Will iPhone 5 bring the perfect storm?
It's a good question to ask now that ChangeWave claims that 46 percent of 4,163 consumers surveyed plan to buy iPhone within 90 days. Apple is expected to release iPhone 5 within that time period.
Earlier today, ChangeWave released the data, which reliability is somewhat skewed. "This survey focuses primarily on the North American smartphone market -- with the sample being 89 percent U.S. respondents and 11 percent outside the US", according to the analyst firm. Pardon my confusion, but when did the United States annex Canada and Mexico? Last I checked, North America wasn't synonymous with the United States. It's little details like this that in the past caused me to beat ChangeWave with its own data.

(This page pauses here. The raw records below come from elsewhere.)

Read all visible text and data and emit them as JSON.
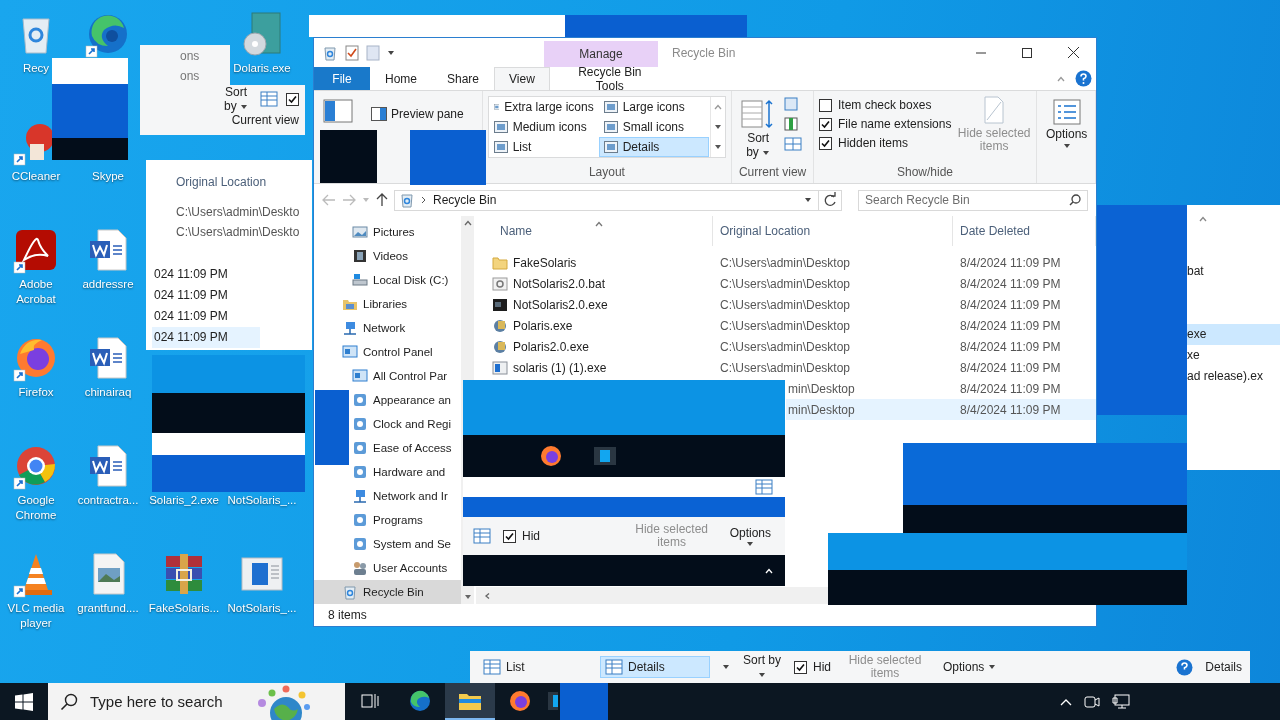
{
  "desktop_icons": [
    {
      "kind": "recycle",
      "label": "Recy",
      "shortcut": false
    },
    {
      "kind": "edge",
      "shortcut": true
    },
    {
      "kind": "installer",
      "label": "Dolaris.exe",
      "shortcut": false
    },
    {
      "kind": "ccleaner",
      "label": "CCleaner",
      "shortcut": true
    },
    {
      "label": "Skype"
    },
    {
      "kind": "pdf",
      "label": "Adobe Acrobat",
      "shortcut": true
    },
    {
      "kind": "word",
      "label": "addressre",
      "shortcut": false
    },
    {
      "kind": "firefox",
      "label": "Firefox",
      "shortcut": true
    },
    {
      "kind": "word",
      "label": "chinairaq",
      "shortcut": false
    },
    {
      "kind": "chrome",
      "label": "Google Chrome",
      "shortcut": true
    },
    {
      "kind": "word",
      "label": "contractra...",
      "shortcut": false
    },
    {
      "label": "Solaris_2.exe"
    },
    {
      "label": "NotSolaris_..."
    },
    {
      "kind": "vlc",
      "label": "VLC media player",
      "shortcut": true
    },
    {
      "kind": "image",
      "label": "grantfund....",
      "shortcut": false
    },
    {
      "kind": "winrar",
      "label": "FakeSolaris...",
      "shortcut": false
    },
    {
      "kind": "app",
      "label": "NotSolaris_...",
      "shortcut": false
    }
  ],
  "explorer": {
    "title": "Recycle Bin",
    "context_header": "Manage",
    "tabs": [
      {
        "label": "File",
        "kind": "file",
        "selected": false
      },
      {
        "label": "Home",
        "kind": "plain",
        "selected": false
      },
      {
        "label": "Share",
        "kind": "plain",
        "selected": false
      },
      {
        "label": "View",
        "kind": "plain",
        "selected": true
      },
      {
        "label": "Recycle Bin Tools",
        "kind": "context",
        "selected": false
      }
    ],
    "ribbon": {
      "preview_pane": "Preview pane",
      "layouts": [
        {
          "label": "Extra large icons",
          "selected": false
        },
        {
          "label": "Large icons",
          "selected": false
        },
        {
          "label": "Medium icons",
          "selected": false
        },
        {
          "label": "Small icons",
          "selected": false
        },
        {
          "label": "List",
          "selected": false
        },
        {
          "label": "Details",
          "selected": true
        }
      ],
      "layout_group": "Layout",
      "sort": "Sort by",
      "current_view_group": "Current view",
      "checks": [
        {
          "label": "Item check boxes",
          "checked": false
        },
        {
          "label": "File name extensions",
          "checked": true
        },
        {
          "label": "Hidden items",
          "checked": true
        }
      ],
      "hide_selected": {
        "label": "Hide selected items",
        "disabled": true
      },
      "show_hide_group": "Show/hide",
      "options": "Options"
    },
    "address": {
      "path": "Recycle Bin",
      "search_placeholder": "Search Recycle Bin"
    },
    "nav_tree": [
      {
        "children": [
          {
            "label": "Pictures",
            "kind": "pictures",
            "selected": false
          },
          {
            "label": "Videos",
            "kind": "videos",
            "selected": false
          },
          {
            "label": "Local Disk (C:)",
            "kind": "disk",
            "selected": false
          }
        ]
      },
      {
        "label": "Libraries",
        "kind": "libraries",
        "selected": false
      },
      {
        "label": "Network",
        "kind": "network",
        "selected": false
      },
      {
        "label": "Control Panel",
        "kind": "control",
        "selected": false,
        "children": [
          {
            "label": "All Control Par",
            "kind": "control",
            "selected": false
          },
          {
            "label": "Appearance an",
            "kind": "setting",
            "selected": false
          },
          {
            "label": "Clock and Regi",
            "kind": "setting",
            "selected": false
          },
          {
            "label": "Ease of Access",
            "kind": "setting",
            "selected": false
          },
          {
            "label": "Hardware and",
            "kind": "setting",
            "selected": false
          },
          {
            "label": "Network and Ir",
            "kind": "network",
            "selected": false
          },
          {
            "label": "Programs",
            "kind": "setting",
            "selected": false
          },
          {
            "label": "System and Se",
            "kind": "setting",
            "selected": false
          },
          {
            "label": "User Accounts",
            "kind": "users",
            "selected": false
          }
        ]
      },
      {
        "label": "Recycle Bin",
        "kind": "recycle",
        "selected": true
      }
    ],
    "columns": [
      "Name",
      "Original Location",
      "Date Deleted"
    ],
    "rows": [
      {
        "kind": "folder",
        "name": "FakeSolaris",
        "location": "C:\\Users\\admin\\Desktop",
        "date": "8/4/2024 11:09 PM",
        "selected": false
      },
      {
        "kind": "bat",
        "name": "NotSolaris2.0.bat",
        "location": "C:\\Users\\admin\\Desktop",
        "date": "8/4/2024 11:09 PM",
        "selected": false
      },
      {
        "kind": "console",
        "name": "NotSolaris2.0.exe",
        "location": "C:\\Users\\admin\\Desktop",
        "date": "8/4/2024 11:09 PM",
        "selected": false
      },
      {
        "kind": "polaris",
        "name": "Polaris.exe",
        "location": "C:\\Users\\admin\\Desktop",
        "date": "8/4/2024 11:09 PM",
        "selected": false
      },
      {
        "kind": "polaris",
        "name": "Polaris2.0.exe",
        "location": "C:\\Users\\admin\\Desktop",
        "date": "8/4/2024 11:09 PM",
        "selected": false
      },
      {
        "kind": "app",
        "name": "solaris (1) (1).exe",
        "location": "C:\\Users\\admin\\Desktop",
        "date": "8/4/2024 11:09 PM",
        "selected": false
      },
      {
        "kind": "clipped",
        "location": "min\\Desktop",
        "date": "8/4/2024 11:09 PM",
        "selected": false
      },
      {
        "kind": "clipped",
        "location": "min\\Desktop",
        "date": "8/4/2024 11:09 PM",
        "selected": true
      }
    ],
    "status": "8 items"
  },
  "fragments": [
    {
      "kind": "ribbon_scroll",
      "texts": [
        "ons",
        "ons"
      ]
    },
    {
      "kind": "ribbon_view",
      "sort": "Sort by",
      "group": "Current view",
      "checked": true
    },
    {
      "kind": "details_list",
      "header": "Original Location",
      "lines": [
        "C:\\Users\\admin\\Deskto",
        "C:\\Users\\admin\\Deskto"
      ],
      "dates": [
        {
          "text": "024 11:09 PM",
          "selected": false
        },
        {
          "text": "024 11:09 PM",
          "selected": false
        },
        {
          "text": "024 11:09 PM",
          "selected": false
        },
        {
          "text": "024 11:09 PM",
          "selected": true
        }
      ]
    },
    {
      "kind": "taskbar_piece",
      "hid": "Hid",
      "checked": true,
      "hide_selected": "Hide selected items",
      "options": "Options"
    },
    {
      "kind": "file_names",
      "items": [
        {
          "text": "bat",
          "selected": false
        },
        {
          "text": "exe",
          "selected": true
        },
        {
          "text": "xe",
          "selected": false
        },
        {
          "text": "ad release).ex",
          "selected": false
        }
      ]
    },
    {
      "kind": "ribbon_strip",
      "list": "List",
      "details": "Details",
      "details_selected": true,
      "sort": "Sort by",
      "hid": "Hid",
      "checked": true,
      "hide_selected": "Hide selected items",
      "options": "Options",
      "details_2": "Details"
    }
  ],
  "taskbar": {
    "search_placeholder": "Type here to search",
    "apps": [
      {
        "kind": "taskview",
        "selected": false
      },
      {
        "kind": "edge",
        "selected": false
      },
      {
        "kind": "explorer",
        "selected": true
      },
      {
        "kind": "firefox",
        "selected": false
      },
      {
        "kind": "terminal",
        "selected": false
      }
    ]
  }
}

ChangeWave measures consumers' buying intentions, which gives a snapshot into broader trends but unlikely into future sales. For example, in March, ChangeWave's 90-day buying intention survey had 44 percent of consumers buying iPhone and 31 percent Android smartphones. But that's not what actually happened. According to Nielsen, which measured March to May, 49 percent of new smartphone acquirers chose an Android handset, but only 31 percent iPhone. What people say and what they eventually do often differ. At best, surveys of this kind represent what people would like to do.
So take the new survey for what you will. I already can predict that the Apple Fanclub of bloggers and journalists will declare another victory for iPhone over Androids, which only 32 percent of respondents plan to buy within 90 days, according to ChangeWave. I tend to look at what people do (Nielsen's findings) versus what they say they will (ChangeWave's).
By the way, ChangeWave's survey introduces another variable that creates uncertainty. The firm measures mobile operating systems, rather than devices. There's no guarantee all respondents really know Android from iOS or something else. Google has done a much better job branding its operating system -- hey, who couldn't recognize that cute droid mascot? Apple's numbers might even be higher if ChangeWave measured iPhone instead of iOS.
Still, that 46 percent number must mean something, especially in context of other data ChangeWave presents. In a measure of customer satisfaction, 70 percent are very satisfied with iOS and 50 percent with Android. But, get this, 57 percent are very satisfied with Windows Phone 7. Uh-oh, Google, watch your back. But wait: "Even so, the higher Windows Phone 7 rating has yet to produce a sustained momentum boost for Microsoft in term of buyer preferences". Maybe Windows Phone "Mango" will get that momentum going.
Measuring iCloud's Winds
ChangeWave, as it is wont to do, put a positive spin on a major negative finding. The firm smartly asked consumers about Apple's forthcoming iCloud and how that might affect intentions to buy other products. Twenty-nine percent of existing Apple product owners would be "more likely" to buy another one in the future, because of iCloud. Among non-Apple product owners: 13 percent.
"This initial look at the impact of Apple's new iCloud service shows it enhancing existing customer loyalty", ChangeWave claims. "But the survey also provides highly encouraging signs that iCloud will generate additional customer demand for other Apple products, not only from current Apple product owners but from a substantial numbers of non-owners as well". Oh? Since when is 13 percent a "substantial number". Please tell me what new-age Math ChangeWave used to make that assertion? More likely: Most respondents don't know what iCloud is.
ChangeWave was right to ask. With iCloud, Apple is majorly catchup with other cloud sync services -- and even transcending them; and iCloud benefits other Apple products, not just those running iOS. Synchronization is the killer app for the connected age, but perhaps Apple's implementation isn't killer enough or its benefits not understood well enough by survey respondents. Based on ChangeWave's findings, if there's a perfect storm coming, it won't be from iCloud.
That circles back to the question posed by this story's headline. Will iPhone 5 bring a perfect storm? If ChangeWave's data is believed, quite possibly yes. Apple's smartphone is hotly desired during a time when a new model is expected to ship, plumped with fresh operating system and shadowed by new cloud services. Mix that up with shockingly high customer satisfaction and it's the makings of something big.
But, of course, that's based on the North American, or is that just American, perspective. Android activations are now 550,000 a day, globally. What's iPhone's comparable rate? That's an answer Apple will likely give with fiscal third quarter 2011 results releasing tomorrow afternoon. Oh, and the winds there will help forecast whether there's a big storm coming or just a squall.